▶ [AIM OF THE EXERCISE]: Which lines of the data below include the string "category"? Return each of them.

▶ [EXERCISE DATA]:
•••••

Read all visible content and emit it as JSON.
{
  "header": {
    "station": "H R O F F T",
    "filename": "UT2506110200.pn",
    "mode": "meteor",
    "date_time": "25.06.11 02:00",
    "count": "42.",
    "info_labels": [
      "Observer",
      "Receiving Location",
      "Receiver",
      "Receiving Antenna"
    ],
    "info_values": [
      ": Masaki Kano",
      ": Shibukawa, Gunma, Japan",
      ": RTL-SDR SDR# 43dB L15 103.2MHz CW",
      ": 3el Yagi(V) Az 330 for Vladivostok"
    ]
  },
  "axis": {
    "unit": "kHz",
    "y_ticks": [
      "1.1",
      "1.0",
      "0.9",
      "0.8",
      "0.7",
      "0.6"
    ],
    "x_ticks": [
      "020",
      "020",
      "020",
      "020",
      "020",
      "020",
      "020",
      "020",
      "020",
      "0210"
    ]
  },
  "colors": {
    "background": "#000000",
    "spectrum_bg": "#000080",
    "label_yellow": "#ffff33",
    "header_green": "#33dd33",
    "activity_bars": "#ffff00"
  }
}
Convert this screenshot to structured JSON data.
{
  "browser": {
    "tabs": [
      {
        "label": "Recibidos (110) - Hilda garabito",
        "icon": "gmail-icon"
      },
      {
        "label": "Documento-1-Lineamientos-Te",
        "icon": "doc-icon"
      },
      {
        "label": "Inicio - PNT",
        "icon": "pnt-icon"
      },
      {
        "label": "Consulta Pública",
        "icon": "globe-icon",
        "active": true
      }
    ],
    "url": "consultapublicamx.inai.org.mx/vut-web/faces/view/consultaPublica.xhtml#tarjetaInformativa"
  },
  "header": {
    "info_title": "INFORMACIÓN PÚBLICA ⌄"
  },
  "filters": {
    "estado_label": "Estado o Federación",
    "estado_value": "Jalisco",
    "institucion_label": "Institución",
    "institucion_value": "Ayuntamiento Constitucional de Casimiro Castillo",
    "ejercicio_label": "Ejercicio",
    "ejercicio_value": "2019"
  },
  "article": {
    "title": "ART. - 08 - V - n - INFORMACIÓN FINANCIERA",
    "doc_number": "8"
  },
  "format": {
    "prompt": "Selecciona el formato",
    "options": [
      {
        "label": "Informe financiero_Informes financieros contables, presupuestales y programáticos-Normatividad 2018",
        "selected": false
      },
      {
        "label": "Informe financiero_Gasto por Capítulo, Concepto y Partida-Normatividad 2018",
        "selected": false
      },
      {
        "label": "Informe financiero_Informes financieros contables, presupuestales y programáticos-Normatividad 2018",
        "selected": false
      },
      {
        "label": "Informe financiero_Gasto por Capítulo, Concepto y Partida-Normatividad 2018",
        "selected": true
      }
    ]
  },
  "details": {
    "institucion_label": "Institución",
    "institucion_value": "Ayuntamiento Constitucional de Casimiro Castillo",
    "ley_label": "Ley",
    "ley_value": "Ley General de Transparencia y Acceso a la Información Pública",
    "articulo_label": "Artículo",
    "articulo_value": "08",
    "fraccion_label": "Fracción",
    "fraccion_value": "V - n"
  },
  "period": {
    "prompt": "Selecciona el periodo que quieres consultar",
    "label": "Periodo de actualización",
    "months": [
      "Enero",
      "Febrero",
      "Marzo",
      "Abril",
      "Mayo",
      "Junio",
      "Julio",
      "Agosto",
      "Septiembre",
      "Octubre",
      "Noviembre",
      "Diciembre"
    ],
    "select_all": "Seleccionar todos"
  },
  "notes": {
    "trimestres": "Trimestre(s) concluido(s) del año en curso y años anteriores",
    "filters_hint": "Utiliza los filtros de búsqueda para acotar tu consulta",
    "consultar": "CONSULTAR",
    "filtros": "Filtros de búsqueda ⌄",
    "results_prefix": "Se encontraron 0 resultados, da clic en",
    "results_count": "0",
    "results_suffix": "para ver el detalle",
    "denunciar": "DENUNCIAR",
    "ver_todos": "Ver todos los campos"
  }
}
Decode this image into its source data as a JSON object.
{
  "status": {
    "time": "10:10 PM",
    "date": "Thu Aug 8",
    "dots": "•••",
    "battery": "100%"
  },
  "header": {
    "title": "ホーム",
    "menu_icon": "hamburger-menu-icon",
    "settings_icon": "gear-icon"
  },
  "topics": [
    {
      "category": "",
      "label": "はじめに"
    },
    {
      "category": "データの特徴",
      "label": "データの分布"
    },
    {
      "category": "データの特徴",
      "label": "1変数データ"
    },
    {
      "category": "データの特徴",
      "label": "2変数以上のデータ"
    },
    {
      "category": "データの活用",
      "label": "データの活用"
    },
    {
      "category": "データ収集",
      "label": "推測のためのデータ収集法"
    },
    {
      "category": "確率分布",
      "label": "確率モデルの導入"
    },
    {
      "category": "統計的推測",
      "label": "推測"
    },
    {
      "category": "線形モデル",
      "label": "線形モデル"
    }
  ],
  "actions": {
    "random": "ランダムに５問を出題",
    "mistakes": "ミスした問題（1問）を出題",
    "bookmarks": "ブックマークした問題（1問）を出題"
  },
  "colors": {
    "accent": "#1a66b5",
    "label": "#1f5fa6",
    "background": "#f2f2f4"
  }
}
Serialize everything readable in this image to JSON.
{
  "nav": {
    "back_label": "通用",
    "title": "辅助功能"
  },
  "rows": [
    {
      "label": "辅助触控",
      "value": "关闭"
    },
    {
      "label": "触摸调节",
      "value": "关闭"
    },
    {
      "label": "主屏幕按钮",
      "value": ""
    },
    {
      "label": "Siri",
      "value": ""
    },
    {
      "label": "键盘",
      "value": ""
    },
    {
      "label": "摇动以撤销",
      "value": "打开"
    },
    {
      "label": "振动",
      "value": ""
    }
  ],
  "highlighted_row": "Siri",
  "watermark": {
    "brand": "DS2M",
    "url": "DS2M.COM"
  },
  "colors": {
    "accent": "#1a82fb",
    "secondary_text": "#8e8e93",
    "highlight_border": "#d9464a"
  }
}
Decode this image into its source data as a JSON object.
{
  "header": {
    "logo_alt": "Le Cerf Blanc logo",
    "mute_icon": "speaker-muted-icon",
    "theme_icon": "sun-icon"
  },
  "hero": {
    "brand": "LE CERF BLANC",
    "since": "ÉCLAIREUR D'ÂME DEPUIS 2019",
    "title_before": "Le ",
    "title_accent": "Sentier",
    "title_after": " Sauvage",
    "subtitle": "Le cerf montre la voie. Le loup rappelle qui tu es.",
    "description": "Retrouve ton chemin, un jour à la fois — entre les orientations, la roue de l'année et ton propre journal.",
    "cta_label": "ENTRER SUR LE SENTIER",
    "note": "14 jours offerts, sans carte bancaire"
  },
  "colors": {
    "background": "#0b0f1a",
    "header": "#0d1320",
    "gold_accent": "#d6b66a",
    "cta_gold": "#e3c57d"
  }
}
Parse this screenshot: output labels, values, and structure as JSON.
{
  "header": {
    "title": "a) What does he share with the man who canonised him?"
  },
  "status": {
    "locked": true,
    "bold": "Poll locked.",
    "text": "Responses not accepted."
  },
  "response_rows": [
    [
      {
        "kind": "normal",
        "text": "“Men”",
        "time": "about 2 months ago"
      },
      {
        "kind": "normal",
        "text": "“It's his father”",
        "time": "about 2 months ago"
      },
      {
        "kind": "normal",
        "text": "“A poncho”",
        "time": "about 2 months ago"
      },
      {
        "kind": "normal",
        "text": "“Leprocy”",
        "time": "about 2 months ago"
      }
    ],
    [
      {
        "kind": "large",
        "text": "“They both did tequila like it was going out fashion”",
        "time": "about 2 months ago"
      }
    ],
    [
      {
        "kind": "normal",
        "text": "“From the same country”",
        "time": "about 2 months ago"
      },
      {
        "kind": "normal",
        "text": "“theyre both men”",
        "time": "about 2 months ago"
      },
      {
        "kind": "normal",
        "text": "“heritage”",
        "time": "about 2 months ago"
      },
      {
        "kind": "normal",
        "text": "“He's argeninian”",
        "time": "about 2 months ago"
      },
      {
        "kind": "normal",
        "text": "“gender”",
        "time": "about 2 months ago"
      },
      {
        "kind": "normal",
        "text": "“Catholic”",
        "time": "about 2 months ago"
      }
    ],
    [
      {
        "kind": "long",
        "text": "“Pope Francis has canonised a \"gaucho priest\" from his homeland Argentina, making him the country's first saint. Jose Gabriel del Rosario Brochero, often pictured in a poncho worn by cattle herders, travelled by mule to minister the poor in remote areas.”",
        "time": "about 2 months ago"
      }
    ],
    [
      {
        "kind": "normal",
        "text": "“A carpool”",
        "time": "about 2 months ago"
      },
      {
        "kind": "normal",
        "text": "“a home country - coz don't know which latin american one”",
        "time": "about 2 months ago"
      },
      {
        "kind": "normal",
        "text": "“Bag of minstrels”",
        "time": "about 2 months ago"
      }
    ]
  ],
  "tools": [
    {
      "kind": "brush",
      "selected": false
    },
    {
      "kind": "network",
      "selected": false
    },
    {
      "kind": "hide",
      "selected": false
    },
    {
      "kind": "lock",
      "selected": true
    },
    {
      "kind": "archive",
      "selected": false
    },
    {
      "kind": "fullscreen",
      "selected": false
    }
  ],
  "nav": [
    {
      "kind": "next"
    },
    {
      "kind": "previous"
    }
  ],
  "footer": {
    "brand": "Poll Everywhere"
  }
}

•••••

▶ [RESPONSE TO THE TASK]:
      "category": "",
      "category": "データの特徴",
      "category": "データの特徴",
      "category": "データの特徴",
      "category": "データの活用",
      "category": "データ収集",
      "category": "確率分布",
      "category": "統計的推測",
      "category": "線形モデル",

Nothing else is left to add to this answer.